Isaac Asimov was famous (in my mind) for writing detective stories that happened to be set in space. I am also a fan of Joss Whedon's Firefly series for separating the science fiction setting from the genre. Why are sci-fi stories classified by where the action takes place, whereas detective and romance stories are classified by the type of story that takes place?
I think that sci-fi can be used to describe different things. It can be used to describe setting (for instance, the movie "Alien") or it can be used to describe genre, where some sci-fi concept is fundamental to telling the story, regardless of the setting (for instance, the movie "Minority Report"). The use of the phrase "sci-fi" in these two examples means different things to me.
Sci-fi is a broad category of fiction where some of the fictional ideas that are presented have some kind of scientific basis. It is a genre of fiction, just as Romance and detective novels are genres of fiction. The only difference is science fiction subdivides fiction in a different manner than Romance or detective novels.
I think it's simple to consider a novel to be both a Detective (or whatever) novel and a Sci-Fi novel. It's just that the fact that a work is Sci-Fi distinguishes it more in the public's eye than some other genre.
In order for a story to take place in a "sci-fi setting" (space, other planets, etc), there generally needs to be other elements of science in the story as well (otherwise there's little point in choosing that setting).
For example, Firefly is not just a western set in space. The series examines the impact of scientific changes (e.g. the societal impact of human diaspora to other planets, the moral implications of genetic manipulation, how language is likely to change when humans are spread over multiple planets, the economic reality of limited-resource space travel) as well as having space ships and planets with multiple moons. Most of the science falls under the social sciences (still science!), rather than physical sciences.
Asimov's stories are likewise not just detective stories set in space.

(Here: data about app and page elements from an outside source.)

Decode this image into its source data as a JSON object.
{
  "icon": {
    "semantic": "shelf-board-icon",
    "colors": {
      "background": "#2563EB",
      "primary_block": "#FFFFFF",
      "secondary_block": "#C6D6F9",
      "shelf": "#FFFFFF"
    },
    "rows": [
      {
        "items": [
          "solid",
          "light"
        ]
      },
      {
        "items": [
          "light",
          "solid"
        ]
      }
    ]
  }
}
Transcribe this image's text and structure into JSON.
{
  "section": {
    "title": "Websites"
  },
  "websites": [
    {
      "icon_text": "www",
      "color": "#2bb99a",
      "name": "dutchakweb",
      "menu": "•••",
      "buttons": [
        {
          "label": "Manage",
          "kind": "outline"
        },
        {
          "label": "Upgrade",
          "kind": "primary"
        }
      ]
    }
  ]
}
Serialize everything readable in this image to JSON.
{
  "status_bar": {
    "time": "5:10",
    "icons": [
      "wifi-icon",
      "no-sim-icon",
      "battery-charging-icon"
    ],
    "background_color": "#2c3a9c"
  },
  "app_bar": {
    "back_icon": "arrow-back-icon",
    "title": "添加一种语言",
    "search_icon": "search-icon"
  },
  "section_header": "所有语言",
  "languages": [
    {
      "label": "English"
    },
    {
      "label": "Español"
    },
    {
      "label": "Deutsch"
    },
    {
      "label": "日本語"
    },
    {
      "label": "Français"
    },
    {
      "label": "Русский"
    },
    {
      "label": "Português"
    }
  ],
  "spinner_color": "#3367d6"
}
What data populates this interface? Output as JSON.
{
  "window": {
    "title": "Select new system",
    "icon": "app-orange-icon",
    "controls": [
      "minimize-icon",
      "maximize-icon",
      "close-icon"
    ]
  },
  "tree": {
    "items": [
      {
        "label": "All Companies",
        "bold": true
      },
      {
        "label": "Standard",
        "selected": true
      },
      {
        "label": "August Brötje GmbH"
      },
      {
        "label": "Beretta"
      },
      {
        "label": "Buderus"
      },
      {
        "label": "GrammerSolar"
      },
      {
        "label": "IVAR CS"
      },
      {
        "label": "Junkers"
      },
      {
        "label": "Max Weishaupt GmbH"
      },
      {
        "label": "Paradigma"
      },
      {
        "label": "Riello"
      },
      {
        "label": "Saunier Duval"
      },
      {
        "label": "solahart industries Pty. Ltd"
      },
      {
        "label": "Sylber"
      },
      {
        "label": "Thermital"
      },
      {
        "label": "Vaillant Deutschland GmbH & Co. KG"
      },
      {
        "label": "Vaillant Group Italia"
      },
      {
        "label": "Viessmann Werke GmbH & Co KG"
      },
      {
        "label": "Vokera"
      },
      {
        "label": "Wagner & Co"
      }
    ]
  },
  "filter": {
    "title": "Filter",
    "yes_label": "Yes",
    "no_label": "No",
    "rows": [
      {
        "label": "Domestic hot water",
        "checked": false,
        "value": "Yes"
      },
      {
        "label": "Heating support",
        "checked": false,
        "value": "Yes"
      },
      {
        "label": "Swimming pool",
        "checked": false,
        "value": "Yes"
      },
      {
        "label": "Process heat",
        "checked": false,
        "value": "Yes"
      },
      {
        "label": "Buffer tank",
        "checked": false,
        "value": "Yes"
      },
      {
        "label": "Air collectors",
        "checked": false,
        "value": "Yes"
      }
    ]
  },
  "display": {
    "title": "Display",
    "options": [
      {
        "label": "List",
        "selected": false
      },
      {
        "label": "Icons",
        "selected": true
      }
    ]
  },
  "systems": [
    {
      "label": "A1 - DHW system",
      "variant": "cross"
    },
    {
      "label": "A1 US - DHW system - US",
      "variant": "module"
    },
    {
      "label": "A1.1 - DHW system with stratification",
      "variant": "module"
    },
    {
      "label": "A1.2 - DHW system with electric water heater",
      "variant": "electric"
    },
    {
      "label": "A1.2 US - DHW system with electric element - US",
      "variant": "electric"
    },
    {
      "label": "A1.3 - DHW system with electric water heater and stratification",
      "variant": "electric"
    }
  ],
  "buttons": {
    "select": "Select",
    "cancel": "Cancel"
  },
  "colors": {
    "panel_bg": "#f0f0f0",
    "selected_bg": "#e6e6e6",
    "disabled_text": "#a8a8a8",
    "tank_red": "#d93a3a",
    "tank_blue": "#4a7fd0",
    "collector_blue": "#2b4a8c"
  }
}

The setting allows examination of scientific questions about psychohistory (mathematical physics), psychic powers, the rise and fall of cultures, the ethics/morality of human/robotic relations, and so forth.
If you took a story that is not considered science-fiction, e.g. Wuthering Heights, and changed the setting to another planet, but did not change anything else, would that be then science-fiction? My answer would be that the story would not be published, because it doesn't make any sense for the setting to be another planet and have that unrelated to the story. If you did change it, so that the story made use of the setting, then it is science-fiction, but that's no longer only because of the setting.
Remember that genre are not mutually exclusive. A story might be a romance, or a comedy, or a romantic comedy, just like a story might be a detective story, science-fiction, or a scifi detective story.
Among his 300+ books, Asimov wrote several that were "only' detective/mystery stories and not SF in any way.
Then there is the entire "alternate history" sub-genre of SF, like Flint's 1632 series or Turtledove's World War (how does Earth cope with an invasion of alien lizards in the course of WWII?)
And famously to the annoyance of fen, there are authors, like Margaret Atwood, who refuse to admit they write SF.
OT, but the first time I read Jane Eyre, I read it as SF, because at 10 y.o. I could not imagine a world without electricity. Worked for me, but I still preferred "Have Spacesuit, Will Travel".
I like the term "speculative fiction" which says that if the story postulates a currently impossible situation (terraforming in a new star system, lizard invasion, fundementalist religion combined with endemic infertility, whatever) and works from there, then we have speculative fiction.
And of course, there is always the problem that all SF is so rooted in the time it was written, that it dates more quickly than "mainstream" fiction.